**Work required:**
Nothing in the records may be dropped or altered when you repeat them.
|---|
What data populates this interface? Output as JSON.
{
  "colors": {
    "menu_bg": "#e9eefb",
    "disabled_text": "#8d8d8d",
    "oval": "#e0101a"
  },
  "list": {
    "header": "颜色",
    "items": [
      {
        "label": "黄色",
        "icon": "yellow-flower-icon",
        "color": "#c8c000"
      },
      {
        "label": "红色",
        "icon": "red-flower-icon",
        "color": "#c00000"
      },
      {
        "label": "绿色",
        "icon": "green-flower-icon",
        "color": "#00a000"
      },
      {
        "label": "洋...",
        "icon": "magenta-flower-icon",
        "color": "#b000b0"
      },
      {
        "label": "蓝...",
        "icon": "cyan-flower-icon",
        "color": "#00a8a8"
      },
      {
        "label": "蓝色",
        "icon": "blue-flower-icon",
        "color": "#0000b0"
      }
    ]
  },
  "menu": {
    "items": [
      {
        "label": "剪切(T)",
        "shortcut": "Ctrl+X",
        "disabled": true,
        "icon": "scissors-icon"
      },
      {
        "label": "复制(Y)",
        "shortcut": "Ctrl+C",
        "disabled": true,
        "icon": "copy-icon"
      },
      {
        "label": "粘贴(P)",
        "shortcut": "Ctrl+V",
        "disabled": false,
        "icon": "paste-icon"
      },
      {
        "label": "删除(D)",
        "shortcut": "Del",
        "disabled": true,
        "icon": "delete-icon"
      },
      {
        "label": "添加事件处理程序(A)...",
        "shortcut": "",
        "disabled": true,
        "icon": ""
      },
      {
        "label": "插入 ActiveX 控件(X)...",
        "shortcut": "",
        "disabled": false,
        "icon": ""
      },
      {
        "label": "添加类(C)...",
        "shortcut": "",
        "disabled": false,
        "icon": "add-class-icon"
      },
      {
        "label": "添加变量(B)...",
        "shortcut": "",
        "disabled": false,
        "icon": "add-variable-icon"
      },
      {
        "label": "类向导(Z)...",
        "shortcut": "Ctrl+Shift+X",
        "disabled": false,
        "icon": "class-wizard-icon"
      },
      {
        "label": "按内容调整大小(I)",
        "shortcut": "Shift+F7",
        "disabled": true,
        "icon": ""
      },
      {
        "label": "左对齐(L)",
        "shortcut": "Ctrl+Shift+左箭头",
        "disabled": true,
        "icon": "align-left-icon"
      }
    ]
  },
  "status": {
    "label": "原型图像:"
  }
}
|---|
**Answer to this problem:**
What data populates this interface? Output as JSON.
{
  "colors": {
    "menu_bg": "#e9eefb",
    "disabled_text": "#8d8d8d",
    "oval": "#e0101a"
  },
  "list": {
    "header": "颜色",
    "items": [
      {
        "label": "黄色",
        "icon": "yellow-flower-icon",
        "color": "#c8c000"
      },
      {
        "label": "红色",
        "icon": "red-flower-icon",
        "color": "#c00000"
      },
      {
        "label": "绿色",
        "icon": "green-flower-icon",
        "color": "#00a000"
      },
      {
        "label": "洋...",
        "icon": "magenta-flower-icon",
        "color": "#b000b0"
      },
      {
        "label": "蓝...",
        "icon": "cyan-flower-icon",
        "color": "#00a8a8"
      },
      {
        "label": "蓝色",
        "icon": "blue-flower-icon",
        "color": "#0000b0"
      }
    ]
  },
  "menu": {
    "items": [
      {
        "label": "剪切(T)",
        "shortcut": "Ctrl+X",
        "disabled": true,
        "icon": "scissors-icon"
      },
      {
        "label": "复制(Y)",
        "shortcut": "Ctrl+C",
        "disabled": true,
        "icon": "copy-icon"
      },
      {
        "label": "粘贴(P)",
        "shortcut": "Ctrl+V",
        "disabled": false,
        "icon": "paste-icon"
      },
      {
        "label": "删除(D)",
        "shortcut": "Del",
        "disabled": true,
        "icon": "delete-icon"
      },
      {
        "label": "添加事件处理程序(A)...",
        "shortcut": "",
        "disabled": true,
        "icon": ""
      },
      {
        "label": "插入 ActiveX 控件(X)...",
        "shortcut": "",
        "disabled": false,
        "icon": ""
      },
      {
        "label": "添加类(C)...",
        "shortcut": "",
        "disabled": false,
        "icon": "add-class-icon"
      },
      {
        "label": "添加变量(B)...",
        "shortcut": "",
        "disabled": false,
        "icon": "add-variable-icon"
      },
      {
        "label": "类向导(Z)...",
        "shortcut": "Ctrl+Shift+X",
        "disabled": false,
        "icon": "class-wizard-icon"
      },
      {
        "label": "按内容调整大小(I)",
        "shortcut": "Shift+F7",
        "disabled": true,
        "icon": ""
      },
      {
        "label": "左对齐(L)",
        "shortcut": "Ctrl+Shift+左箭头",
        "disabled": true,
        "icon": "align-left-icon"
      }
    ]
  },
  "status": {
    "label": "原型图像:"
  }
}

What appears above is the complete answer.